PROBLEM DETAILS:
Reading the records below, find how many lines include the word "username" and give that number alone.

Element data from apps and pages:
---+---

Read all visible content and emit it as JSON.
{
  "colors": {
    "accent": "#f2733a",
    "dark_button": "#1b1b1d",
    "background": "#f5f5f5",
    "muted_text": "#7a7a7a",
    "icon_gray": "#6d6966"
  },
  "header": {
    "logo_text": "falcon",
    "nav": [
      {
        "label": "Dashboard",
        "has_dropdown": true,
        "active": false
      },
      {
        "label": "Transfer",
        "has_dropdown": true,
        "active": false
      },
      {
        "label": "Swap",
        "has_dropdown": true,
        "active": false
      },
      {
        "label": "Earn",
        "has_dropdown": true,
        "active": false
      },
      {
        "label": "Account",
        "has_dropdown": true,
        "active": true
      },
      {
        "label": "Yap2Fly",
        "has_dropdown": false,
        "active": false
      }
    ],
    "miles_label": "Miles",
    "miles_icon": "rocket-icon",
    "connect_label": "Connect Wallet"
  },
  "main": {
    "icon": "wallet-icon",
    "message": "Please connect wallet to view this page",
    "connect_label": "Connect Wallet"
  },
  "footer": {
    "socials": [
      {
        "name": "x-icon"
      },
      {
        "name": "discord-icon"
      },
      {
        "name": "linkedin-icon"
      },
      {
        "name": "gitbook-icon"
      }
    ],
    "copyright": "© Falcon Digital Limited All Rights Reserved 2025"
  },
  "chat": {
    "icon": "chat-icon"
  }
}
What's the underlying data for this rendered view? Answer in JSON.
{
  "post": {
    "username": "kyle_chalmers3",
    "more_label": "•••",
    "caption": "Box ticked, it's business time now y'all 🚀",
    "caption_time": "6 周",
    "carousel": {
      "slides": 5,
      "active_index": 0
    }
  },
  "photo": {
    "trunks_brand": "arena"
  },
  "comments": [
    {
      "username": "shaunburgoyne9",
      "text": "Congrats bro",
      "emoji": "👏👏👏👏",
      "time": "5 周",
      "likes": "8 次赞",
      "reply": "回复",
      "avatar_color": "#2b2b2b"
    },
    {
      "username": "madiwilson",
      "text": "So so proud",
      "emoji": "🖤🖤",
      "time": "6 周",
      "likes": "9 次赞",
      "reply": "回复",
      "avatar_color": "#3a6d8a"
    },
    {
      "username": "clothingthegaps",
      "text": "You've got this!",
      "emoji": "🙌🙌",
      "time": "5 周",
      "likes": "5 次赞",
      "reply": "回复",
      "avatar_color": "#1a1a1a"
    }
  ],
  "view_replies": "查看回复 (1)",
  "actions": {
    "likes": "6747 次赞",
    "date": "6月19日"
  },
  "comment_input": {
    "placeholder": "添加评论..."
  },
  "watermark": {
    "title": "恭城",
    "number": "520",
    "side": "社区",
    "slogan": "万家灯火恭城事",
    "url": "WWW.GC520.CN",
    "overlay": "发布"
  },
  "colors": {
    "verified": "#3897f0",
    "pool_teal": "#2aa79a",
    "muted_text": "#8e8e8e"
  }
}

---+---

SOLUTION TO THIS EXERCISE:
4